Center for European Policy Analysis highlights IREX’s innovation in strengthening media literacy
The report synthesizes dozens of case studies to analyze Russian disinformation campaigns, which pose an increasing threat to the United States and European allies. The authors offer recommendations for strengthening media in democracies and educating media consumers.
IREX... has broken new ground in stepping outside the education system to promote media literacy.
Edward Lucas and Peter Pomerantsev, Winning the Information War
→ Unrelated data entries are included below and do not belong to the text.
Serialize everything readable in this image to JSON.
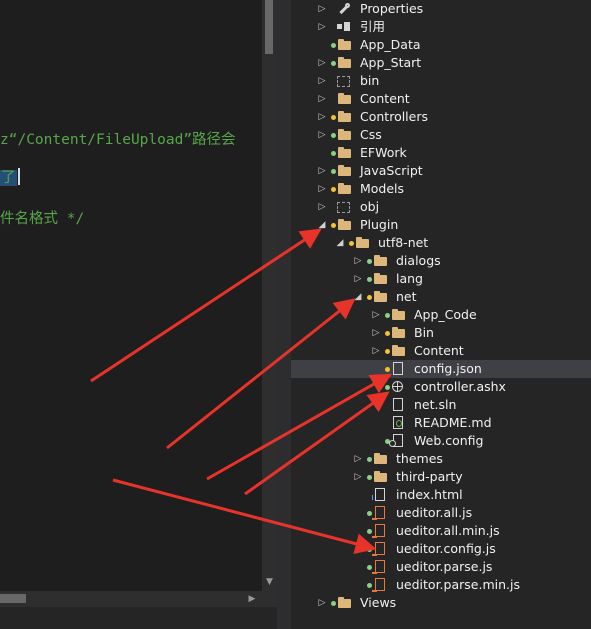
{
  "editor": {
    "lines": [
      {
        "text": "z“/Content/FileUpload”路径会"
      },
      {
        "text": "了",
        "selected": true
      },
      {
        "text": "件名格式 */"
      }
    ]
  },
  "explorer": {
    "rows": [
      {
        "label": "Properties",
        "depth": 0,
        "twisty": "collapsed",
        "status": "none",
        "icon": "wrench-icon"
      },
      {
        "label": "引用",
        "depth": 0,
        "twisty": "collapsed",
        "status": "none",
        "icon": "references-icon"
      },
      {
        "label": "App_Data",
        "depth": 0,
        "twisty": "none",
        "status": "green",
        "icon": "folder-icon"
      },
      {
        "label": "App_Start",
        "depth": 0,
        "twisty": "collapsed",
        "status": "green",
        "icon": "folder-icon"
      },
      {
        "label": "bin",
        "depth": 0,
        "twisty": "collapsed",
        "status": "none",
        "icon": "folder-excluded-icon"
      },
      {
        "label": "Content",
        "depth": 0,
        "twisty": "collapsed",
        "status": "none",
        "icon": "folder-icon"
      },
      {
        "label": "Controllers",
        "depth": 0,
        "twisty": "collapsed",
        "status": "yellow",
        "icon": "folder-icon"
      },
      {
        "label": "Css",
        "depth": 0,
        "twisty": "collapsed",
        "status": "green",
        "icon": "folder-icon"
      },
      {
        "label": "EFWork",
        "depth": 0,
        "twisty": "none",
        "status": "green",
        "icon": "folder-icon"
      },
      {
        "label": "JavaScript",
        "depth": 0,
        "twisty": "collapsed",
        "status": "green",
        "icon": "folder-icon"
      },
      {
        "label": "Models",
        "depth": 0,
        "twisty": "collapsed",
        "status": "yellow",
        "icon": "folder-icon"
      },
      {
        "label": "obj",
        "depth": 0,
        "twisty": "collapsed",
        "status": "none",
        "icon": "folder-excluded-icon"
      },
      {
        "label": "Plugin",
        "depth": 0,
        "twisty": "expanded",
        "status": "yellow",
        "icon": "folder-icon"
      },
      {
        "label": "utf8-net",
        "depth": 1,
        "twisty": "expanded",
        "status": "yellow",
        "icon": "folder-icon"
      },
      {
        "label": "dialogs",
        "depth": 2,
        "twisty": "collapsed",
        "status": "green",
        "icon": "folder-icon"
      },
      {
        "label": "lang",
        "depth": 2,
        "twisty": "collapsed",
        "status": "green",
        "icon": "folder-icon"
      },
      {
        "label": "net",
        "depth": 2,
        "twisty": "expanded",
        "status": "yellow",
        "icon": "folder-icon"
      },
      {
        "label": "App_Code",
        "depth": 3,
        "twisty": "collapsed",
        "status": "green",
        "icon": "folder-icon"
      },
      {
        "label": "Bin",
        "depth": 3,
        "twisty": "collapsed",
        "status": "yellow",
        "icon": "folder-icon"
      },
      {
        "label": "Content",
        "depth": 3,
        "twisty": "collapsed",
        "status": "yellow",
        "icon": "folder-icon"
      },
      {
        "label": "config.json",
        "depth": 3,
        "twisty": "none",
        "status": "yellow",
        "icon": "json-file-icon",
        "selected": true
      },
      {
        "label": "controller.ashx",
        "depth": 3,
        "twisty": "none",
        "status": "green",
        "icon": "globe-file-icon"
      },
      {
        "label": "net.sln",
        "depth": 3,
        "twisty": "none",
        "status": "none",
        "icon": "file-icon"
      },
      {
        "label": "README.md",
        "depth": 3,
        "twisty": "none",
        "status": "none",
        "icon": "markdown-file-icon"
      },
      {
        "label": "Web.config",
        "depth": 3,
        "twisty": "none",
        "status": "green",
        "icon": "config-file-icon"
      },
      {
        "label": "themes",
        "depth": 2,
        "twisty": "collapsed",
        "status": "green",
        "icon": "folder-icon"
      },
      {
        "label": "third-party",
        "depth": 2,
        "twisty": "collapsed",
        "status": "green",
        "icon": "folder-icon"
      },
      {
        "label": "index.html",
        "depth": 2,
        "twisty": "none",
        "status": "none",
        "icon": "html-file-icon"
      },
      {
        "label": "ueditor.all.js",
        "depth": 2,
        "twisty": "none",
        "status": "green",
        "icon": "js-file-icon"
      },
      {
        "label": "ueditor.all.min.js",
        "depth": 2,
        "twisty": "none",
        "status": "green",
        "icon": "js-file-icon"
      },
      {
        "label": "ueditor.config.js",
        "depth": 2,
        "twisty": "none",
        "status": "green",
        "icon": "js-file-icon"
      },
      {
        "label": "ueditor.parse.js",
        "depth": 2,
        "twisty": "none",
        "status": "green",
        "icon": "js-file-icon"
      },
      {
        "label": "ueditor.parse.min.js",
        "depth": 2,
        "twisty": "none",
        "status": "green",
        "icon": "js-file-icon"
      },
      {
        "label": "Views",
        "depth": 0,
        "twisty": "collapsed",
        "status": "green",
        "icon": "folder-icon"
      }
    ]
  },
  "annotation_color": "#e8332a"
}
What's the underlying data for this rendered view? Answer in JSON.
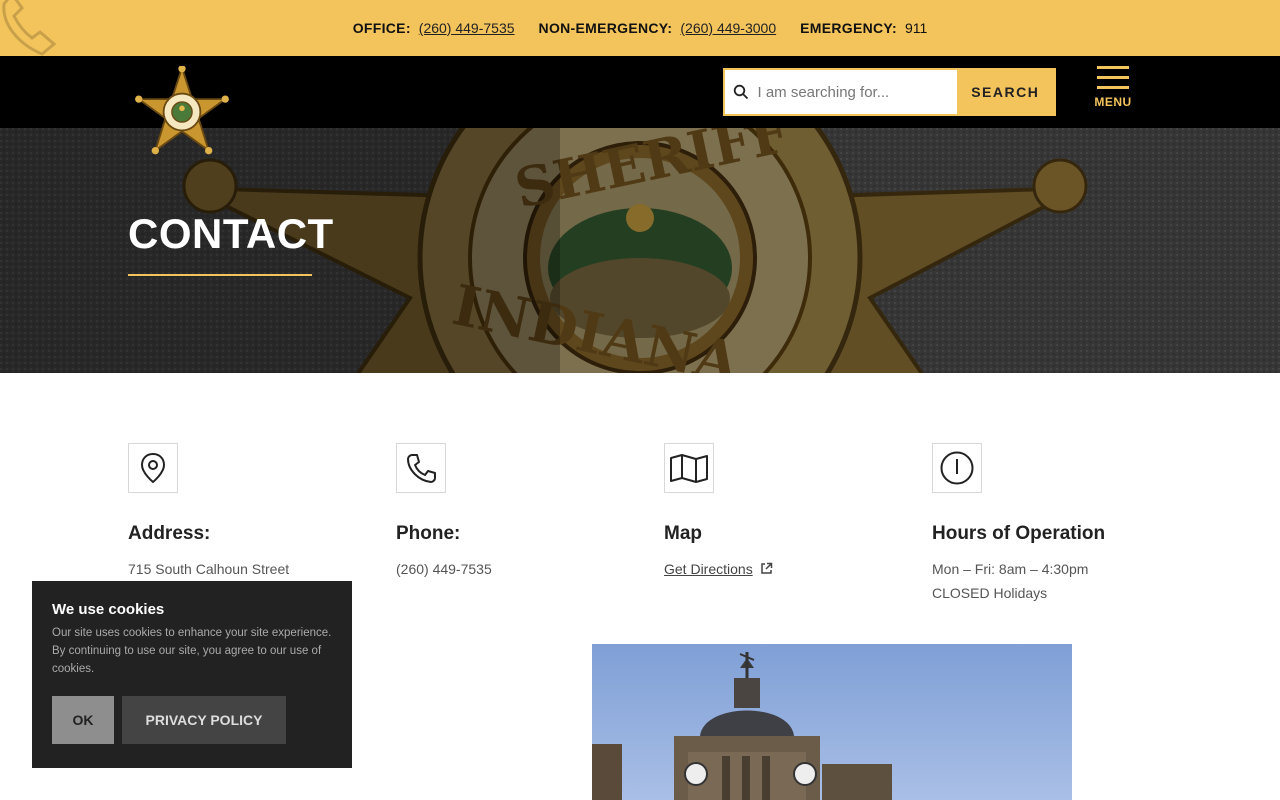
{
  "topbar": {
    "office_label": "OFFICE:",
    "office_number": "(260) 449-7535",
    "nonemergency_label": "NON-EMERGENCY:",
    "nonemergency_number": "(260) 449-3000",
    "emergency_label": "EMERGENCY:",
    "emergency_number": "911"
  },
  "header": {
    "search_placeholder": "I am searching for...",
    "search_button": "SEARCH",
    "menu_label": "MENU"
  },
  "hero": {
    "title": "CONTACT"
  },
  "info": [
    {
      "icon": "location-pin-icon",
      "heading": "Address:",
      "lines": [
        "715 South Calhoun Street"
      ]
    },
    {
      "icon": "phone-icon",
      "heading": "Phone:",
      "lines": [
        "(260) 449-7535"
      ]
    },
    {
      "icon": "map-icon",
      "heading": "Map",
      "link": "Get Directions"
    },
    {
      "icon": "clock-icon",
      "heading": "Hours of Operation",
      "lines": [
        "Mon – Fri: 8am – 4:30pm",
        "CLOSED Holidays"
      ]
    }
  ],
  "cookie": {
    "title": "We use cookies",
    "text": "Our site uses cookies to enhance your site experience. By continuing to use our site, you agree to our use of cookies.",
    "ok": "OK",
    "privacy": "PRIVACY POLICY"
  },
  "colors": {
    "accent": "#f4c45c",
    "header_bg": "#000000",
    "cookie_bg": "#222222"
  }
}
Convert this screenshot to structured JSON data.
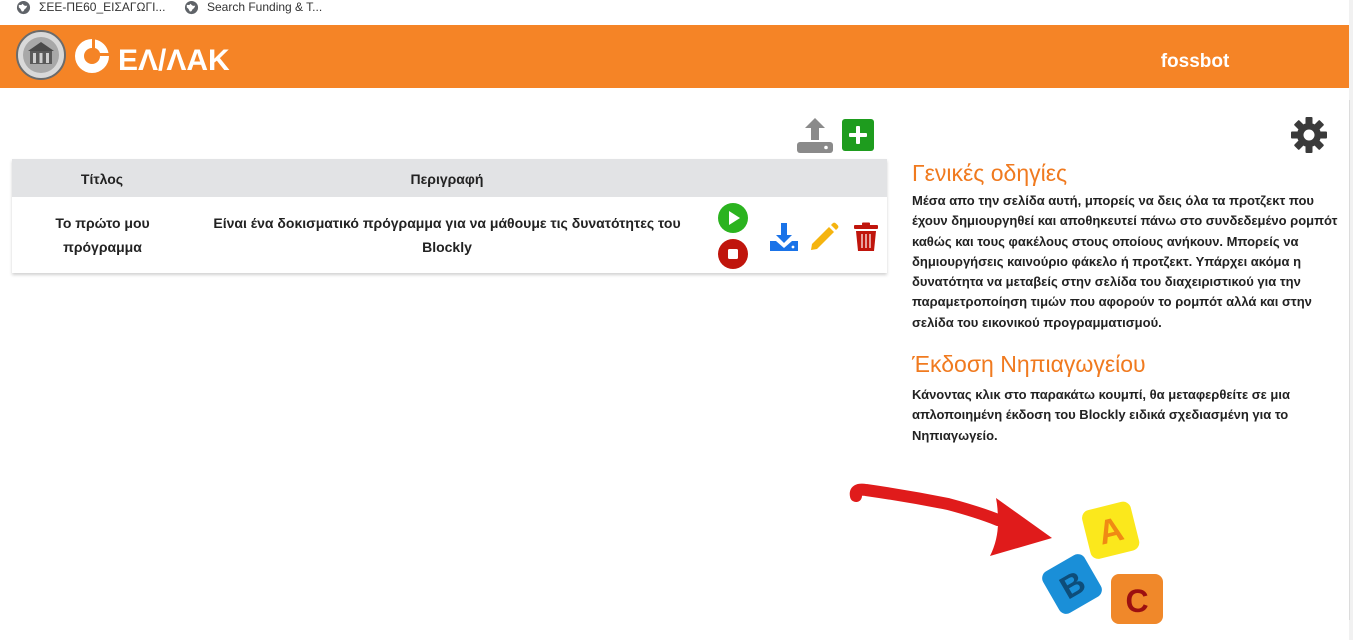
{
  "bookmarks": [
    {
      "label": "ΣΕΕ-ΠΕ60_ΕΙΣΑΓΩΓΙ..."
    },
    {
      "label": "Search Funding & T..."
    }
  ],
  "header": {
    "logo_text": "ΕΛ/ΛΑΚ",
    "username": "fossbot",
    "background_color": "#f58426"
  },
  "table": {
    "columns": [
      "Τίτλος",
      "Περιγραφή"
    ],
    "rows": [
      {
        "title": "Το πρώτο μου πρόγραμμα",
        "description": "Είναι ένα δοκισματικό πρόγραμμα για να μάθουμε τις δυνατότητες του Blockly"
      }
    ],
    "row_icons": [
      "play-icon",
      "stop-icon",
      "download-icon",
      "pencil-icon",
      "trash-icon"
    ]
  },
  "toolbar": {
    "icons": [
      "upload-icon",
      "plus-icon"
    ]
  },
  "sidebar": {
    "sections": [
      {
        "title": "Γενικές οδηγίες",
        "body": "Μέσα απο την σελίδα αυτή, μπορείς να δεις όλα τα προτζεκτ που έχουν δημιουργηθεί και αποθηκευτεί πάνω στο συνδεδεμένο ρομπότ καθώς και τους φακέλους στους οποίους ανήκουν. Μπορείς να δημιουργήσεις καινούριο φάκελο ή προτζεκτ. Υπάρχει ακόμα η δυνατότητα να μεταβείς στην σελίδα του διαχειριστικού για την παραμετροποίηση τιμών που αφορούν το ρομπότ αλλά και στην σελίδα του εικονικού προγραμματισμού."
      },
      {
        "title": "Έκδοση Νηπιαγωγείου",
        "body": "Κάνοντας κλικ στο παρακάτω κουμπί, θα μεταφερθείτε σε μια απλοποιημένη έκδοση του Blockly ειδικά σχεδιασμένη για το Νηπιαγωγείο."
      }
    ],
    "accent_color": "#f07a1f"
  },
  "kindergarten_button": {
    "letters": [
      "A",
      "B",
      "C"
    ]
  }
}
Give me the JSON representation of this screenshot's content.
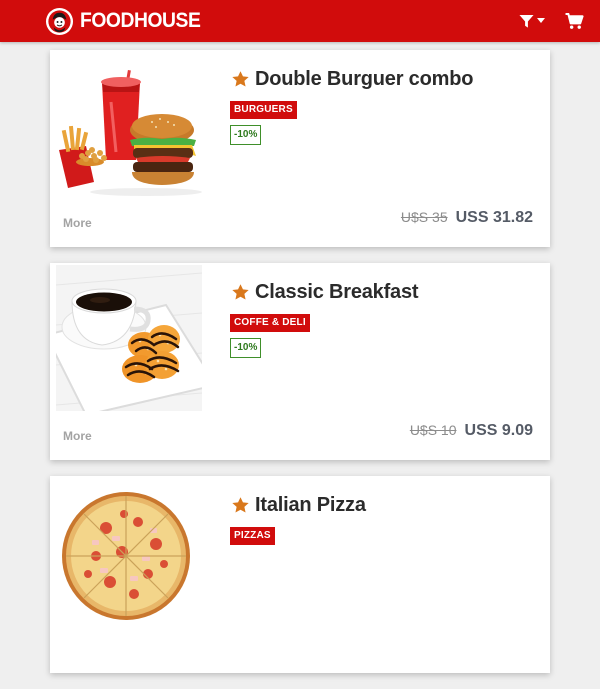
{
  "header": {
    "brand_name": "FOODHOUSE",
    "accent_color": "#d10c0c",
    "icons": [
      "logo-mascot-icon",
      "filter-icon",
      "shopping-cart-icon"
    ]
  },
  "products": [
    {
      "title": "Double Burguer combo",
      "category": "BURGUERS",
      "discount": "-10%",
      "more_label": "More",
      "old_price": "U$S 35",
      "new_price": "USS 31.82",
      "image": "burger-combo"
    },
    {
      "title": "Classic Breakfast",
      "category": "COFFE & DELI",
      "discount": "-10%",
      "more_label": "More",
      "old_price": "U$S 10",
      "new_price": "USS 9.09",
      "image": "coffee-breakfast"
    },
    {
      "title": "Italian Pizza",
      "category": "PIZZAS",
      "image": "pizza"
    }
  ],
  "colors": {
    "badge": "#d10c0c",
    "discount": "#2f7a1e",
    "star": "#d9781c"
  }
}
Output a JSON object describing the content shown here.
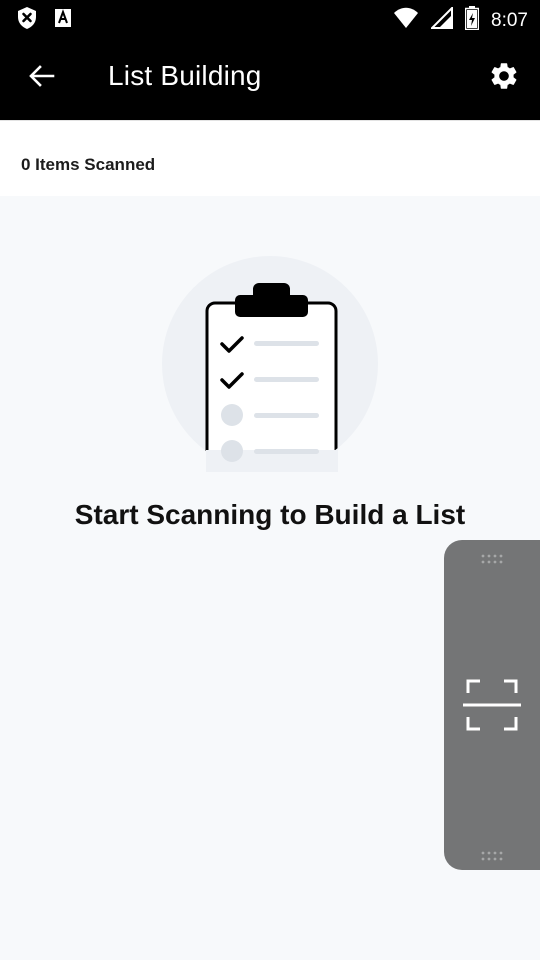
{
  "status_bar": {
    "time": "8:07",
    "icons": [
      "shield-x-icon",
      "font-a-icon",
      "wifi-icon",
      "signal-icon",
      "battery-icon"
    ]
  },
  "app_bar": {
    "title": "List Building",
    "back_icon": "arrow-left-icon",
    "settings_icon": "gear-icon"
  },
  "summary": {
    "items_scanned": "0 Items Scanned"
  },
  "empty_state": {
    "illustration": "clipboard-checklist-icon",
    "title": "Start Scanning to Build a List"
  },
  "scan_panel": {
    "icon": "scan-frame-icon"
  },
  "colors": {
    "app_bar": "#000000",
    "background": "#f7f9fb",
    "scan_panel": "#747576"
  }
}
“The concept of media literacy has long been seen as synonymous with education,” Edward Lucas and Peter Pomerantsev write in the report, “but what media literacy education means is changing: it is moving out of the classroom and into communities.”
In Ukraine, they continue, IREX has “broken new ground in stepping outside the education system to promote media literacy.”
(Update: A report by Paul Copeland for the Legatum Institute’s Beyond Propaganda series calls the curriculum “an impressive document largely developed from scratch by a team led by IREX Ukraine’s Director of Programmes.” Read more in the full report: Factual Entertainment: How to Make Media Literacy Popular.)
The report describes IREX’s implementation of the Citizen Media Literacy Project – Ukraine. This nine-month project taught 440 “trainers” in central and eastern Ukraine to evaluate the trustworthiness of media sources. Then trainers conducted their own training sessions and consultations with more than 15,000 citizens.
In contrast to traditional approaches, IREX’s “Learn to Discern” approach was designed to be both fun and practical for any audience, not just for those with a college degree. “We basically tried to get away from anything academic,” said Myahriban Karyagdyyeva, IREX’s director of programs in Ukraine. For example, trainers received videos, games, cards, stickers, and other props that made concepts more concrete and engaging.
Trainers reached a wide variety of groups, including students, teachers, university and continuing education instructors, librarians, activists, NGO representatives, union members, military soldiers and officers, veterans, engineers, entrepreneurs, psychologists, local and regional public servants, lawyers, senior citizens, health workers, internally displaced persons, and LGBTI community members.
The project also conducted a media literacy campaign that reached approximately 20 million TV viewers, 8 million radio listeners, 10,000 YouTube users, and countless Metro riders.